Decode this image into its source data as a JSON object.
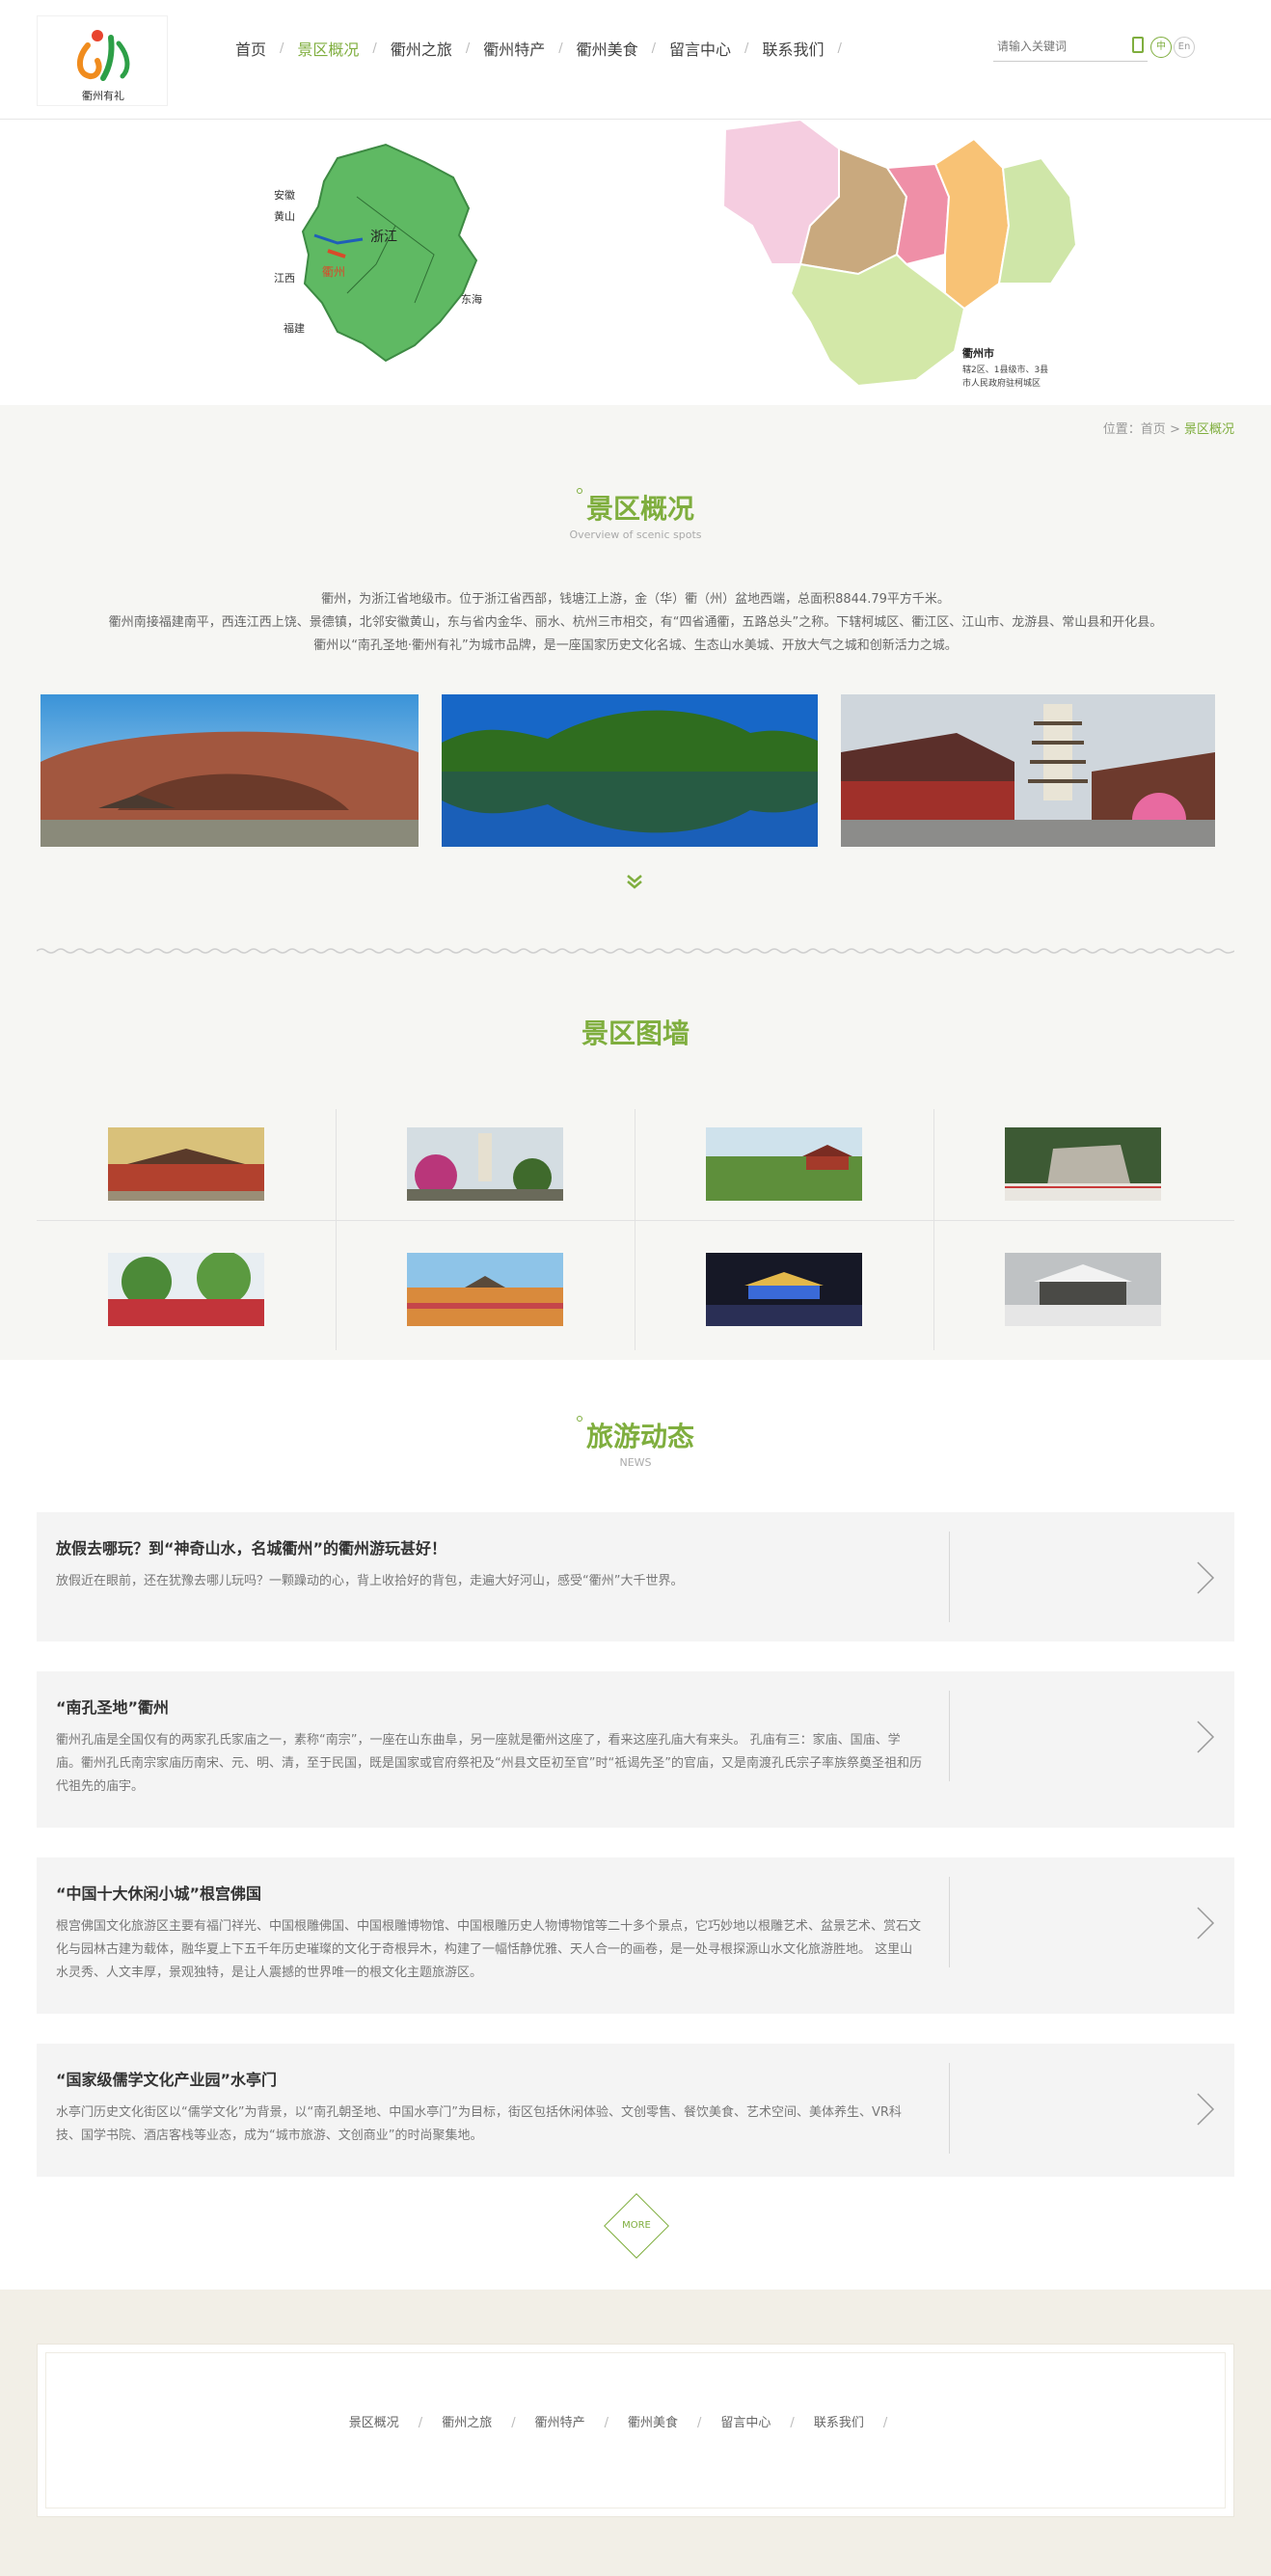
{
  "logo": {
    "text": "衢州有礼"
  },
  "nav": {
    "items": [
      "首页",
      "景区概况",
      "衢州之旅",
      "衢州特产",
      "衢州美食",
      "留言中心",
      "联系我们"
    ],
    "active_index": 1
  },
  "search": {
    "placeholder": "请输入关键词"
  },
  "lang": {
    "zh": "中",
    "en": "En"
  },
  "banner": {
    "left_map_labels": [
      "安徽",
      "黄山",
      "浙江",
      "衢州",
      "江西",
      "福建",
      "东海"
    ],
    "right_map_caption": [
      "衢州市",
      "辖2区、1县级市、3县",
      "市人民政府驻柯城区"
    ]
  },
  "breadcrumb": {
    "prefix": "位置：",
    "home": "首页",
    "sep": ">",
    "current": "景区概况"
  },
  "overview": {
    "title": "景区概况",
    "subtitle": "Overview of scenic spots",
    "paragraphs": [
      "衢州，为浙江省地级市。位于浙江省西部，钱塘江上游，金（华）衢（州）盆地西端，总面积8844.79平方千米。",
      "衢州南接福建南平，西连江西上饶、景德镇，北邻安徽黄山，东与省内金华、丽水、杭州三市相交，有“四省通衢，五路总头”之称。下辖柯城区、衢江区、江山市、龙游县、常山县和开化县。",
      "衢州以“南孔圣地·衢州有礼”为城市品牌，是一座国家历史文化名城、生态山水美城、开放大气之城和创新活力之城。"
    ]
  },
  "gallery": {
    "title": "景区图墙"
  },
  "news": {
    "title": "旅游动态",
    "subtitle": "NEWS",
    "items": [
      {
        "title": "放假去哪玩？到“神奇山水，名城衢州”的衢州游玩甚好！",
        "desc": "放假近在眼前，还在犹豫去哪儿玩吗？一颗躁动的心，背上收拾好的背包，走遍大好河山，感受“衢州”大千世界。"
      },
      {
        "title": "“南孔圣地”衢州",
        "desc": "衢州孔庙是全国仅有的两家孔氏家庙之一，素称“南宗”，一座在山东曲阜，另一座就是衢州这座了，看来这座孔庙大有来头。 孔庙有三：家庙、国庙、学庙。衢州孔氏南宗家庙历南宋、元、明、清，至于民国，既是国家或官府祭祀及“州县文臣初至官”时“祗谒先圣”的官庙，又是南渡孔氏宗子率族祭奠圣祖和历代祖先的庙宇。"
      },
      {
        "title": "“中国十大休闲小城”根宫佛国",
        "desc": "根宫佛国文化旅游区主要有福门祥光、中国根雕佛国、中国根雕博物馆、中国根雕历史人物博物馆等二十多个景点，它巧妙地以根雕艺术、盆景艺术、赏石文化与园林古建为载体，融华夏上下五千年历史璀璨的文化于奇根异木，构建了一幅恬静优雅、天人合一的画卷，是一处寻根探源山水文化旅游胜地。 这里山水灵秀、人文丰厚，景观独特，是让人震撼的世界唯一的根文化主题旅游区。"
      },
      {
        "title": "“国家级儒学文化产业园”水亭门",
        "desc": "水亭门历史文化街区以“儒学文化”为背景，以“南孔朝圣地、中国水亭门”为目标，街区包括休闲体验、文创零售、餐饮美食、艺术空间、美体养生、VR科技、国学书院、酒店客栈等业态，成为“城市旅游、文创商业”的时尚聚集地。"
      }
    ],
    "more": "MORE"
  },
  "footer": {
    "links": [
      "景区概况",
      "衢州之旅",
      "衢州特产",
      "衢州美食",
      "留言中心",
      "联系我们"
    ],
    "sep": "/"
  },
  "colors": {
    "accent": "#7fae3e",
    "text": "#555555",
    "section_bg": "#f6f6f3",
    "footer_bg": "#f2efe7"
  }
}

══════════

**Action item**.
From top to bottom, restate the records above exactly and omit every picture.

**Output below**.
Decode this image into its source data as a JSON object.
{
  "logo": {
    "text": "衢州有礼"
  },
  "nav": {
    "items": [
      "首页",
      "景区概况",
      "衢州之旅",
      "衢州特产",
      "衢州美食",
      "留言中心",
      "联系我们"
    ],
    "active_index": 1
  },
  "search": {
    "placeholder": "请输入关键词"
  },
  "lang": {
    "zh": "中",
    "en": "En"
  },
  "banner": {
    "left_map_labels": [
      "安徽",
      "黄山",
      "浙江",
      "衢州",
      "江西",
      "福建",
      "东海"
    ],
    "right_map_caption": [
      "衢州市",
      "辖2区、1县级市、3县",
      "市人民政府驻柯城区"
    ]
  },
  "breadcrumb": {
    "prefix": "位置：",
    "home": "首页",
    "sep": ">",
    "current": "景区概况"
  },
  "overview": {
    "title": "景区概况",
    "subtitle": "Overview of scenic spots",
    "paragraphs": [
      "衢州，为浙江省地级市。位于浙江省西部，钱塘江上游，金（华）衢（州）盆地西端，总面积8844.79平方千米。",
      "衢州南接福建南平，西连江西上饶、景德镇，北邻安徽黄山，东与省内金华、丽水、杭州三市相交，有“四省通衢，五路总头”之称。下辖柯城区、衢江区、江山市、龙游县、常山县和开化县。",
      "衢州以“南孔圣地·衢州有礼”为城市品牌，是一座国家历史文化名城、生态山水美城、开放大气之城和创新活力之城。"
    ]
  },
  "gallery": {
    "title": "景区图墙"
  },
  "news": {
    "title": "旅游动态",
    "subtitle": "NEWS",
    "items": [
      {
        "title": "放假去哪玩？到“神奇山水，名城衢州”的衢州游玩甚好！",
        "desc": "放假近在眼前，还在犹豫去哪儿玩吗？一颗躁动的心，背上收拾好的背包，走遍大好河山，感受“衢州”大千世界。"
      },
      {
        "title": "“南孔圣地”衢州",
        "desc": "衢州孔庙是全国仅有的两家孔氏家庙之一，素称“南宗”，一座在山东曲阜，另一座就是衢州这座了，看来这座孔庙大有来头。 孔庙有三：家庙、国庙、学庙。衢州孔氏南宗家庙历南宋、元、明、清，至于民国，既是国家或官府祭祀及“州县文臣初至官”时“祗谒先圣”的官庙，又是南渡孔氏宗子率族祭奠圣祖和历代祖先的庙宇。"
      },
      {
        "title": "“中国十大休闲小城”根宫佛国",
        "desc": "根宫佛国文化旅游区主要有福门祥光、中国根雕佛国、中国根雕博物馆、中国根雕历史人物博物馆等二十多个景点，它巧妙地以根雕艺术、盆景艺术、赏石文化与园林古建为载体，融华夏上下五千年历史璀璨的文化于奇根异木，构建了一幅恬静优雅、天人合一的画卷，是一处寻根探源山水文化旅游胜地。 这里山水灵秀、人文丰厚，景观独特，是让人震撼的世界唯一的根文化主题旅游区。"
      },
      {
        "title": "“国家级儒学文化产业园”水亭门",
        "desc": "水亭门历史文化街区以“儒学文化”为背景，以“南孔朝圣地、中国水亭门”为目标，街区包括休闲体验、文创零售、餐饮美食、艺术空间、美体养生、VR科技、国学书院、酒店客栈等业态，成为“城市旅游、文创商业”的时尚聚集地。"
      }
    ],
    "more": "MORE"
  },
  "footer": {
    "links": [
      "景区概况",
      "衢州之旅",
      "衢州特产",
      "衢州美食",
      "留言中心",
      "联系我们"
    ],
    "sep": "/"
  },
  "colors": {
    "accent": "#7fae3e",
    "text": "#555555",
    "section_bg": "#f6f6f3",
    "footer_bg": "#f2efe7"
  }
}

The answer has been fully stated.